Asking the country
Gallup surveyed 639 parents over the age of 18 who had children who attended a public school in grades K-12. The responders ranged in their knowledge of the Common Core, from having heard relatively little to knowing a lot about the Standards. Most parents (52 percent) who knew more about the Common Core viewed it positively. Those who did not have much information on the Standards were generally apathetic - only 13 percent felt strongly that the Standards were a very positive thing while 19 percent thought it was very negative. 

Political divides
Republicans and Democrats have mixed feelings about the Common Core - in fact, 26 percent of Republicans view the Common Core positively while 42 percent have a negative impression. More Democratic parents view Common Core positively, and only 23 percent see it negatively.

Despite their differences in an overall opinion, Democrats and Republicans generally agree on the characteristics associated with the CCSS. The majority of parents of both parties said they felt that having a uniform national standard of education is a very positive thing (85 percent of Democrats and 64 percent of Republicans agree). Both parties also approve of the use of standardized, computer-based testing and linking student test scores to teacher evaluations.

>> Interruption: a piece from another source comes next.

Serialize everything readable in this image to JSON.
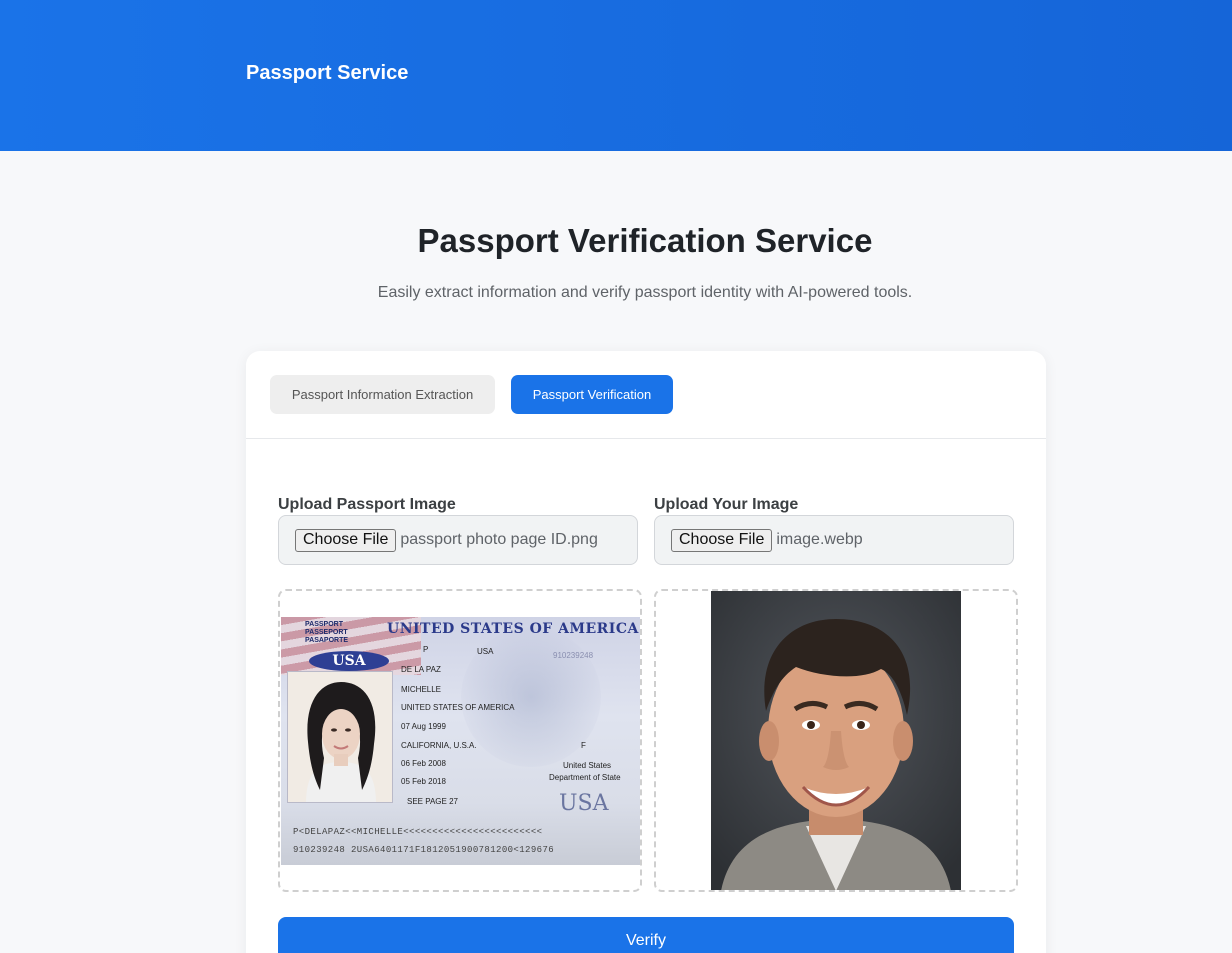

Many parents unaware
Parents overall know very little about CCSS. In fact, most responders in each category (parents who live in states where the CCSS has been adopted, and those where it has not) reported knowing nothing about the Common Core. The Standards are now in place in 45 states, which means most American parents send their kids to schools using it. Fortunately, parents can learn more about the CCSS relatively easily. Here are a few fast facts on the Standards:

  • The CCSS was created by the National Governors Association Center for Best Practices and the Council of Chief State School Officers 
  • The Common Core is not a curriculum, but rather a set of standards to help kids meet educational goals every year
  • Teachers create their own lesson plans to help students meet those goals
  • You can learn even more at the Common Core website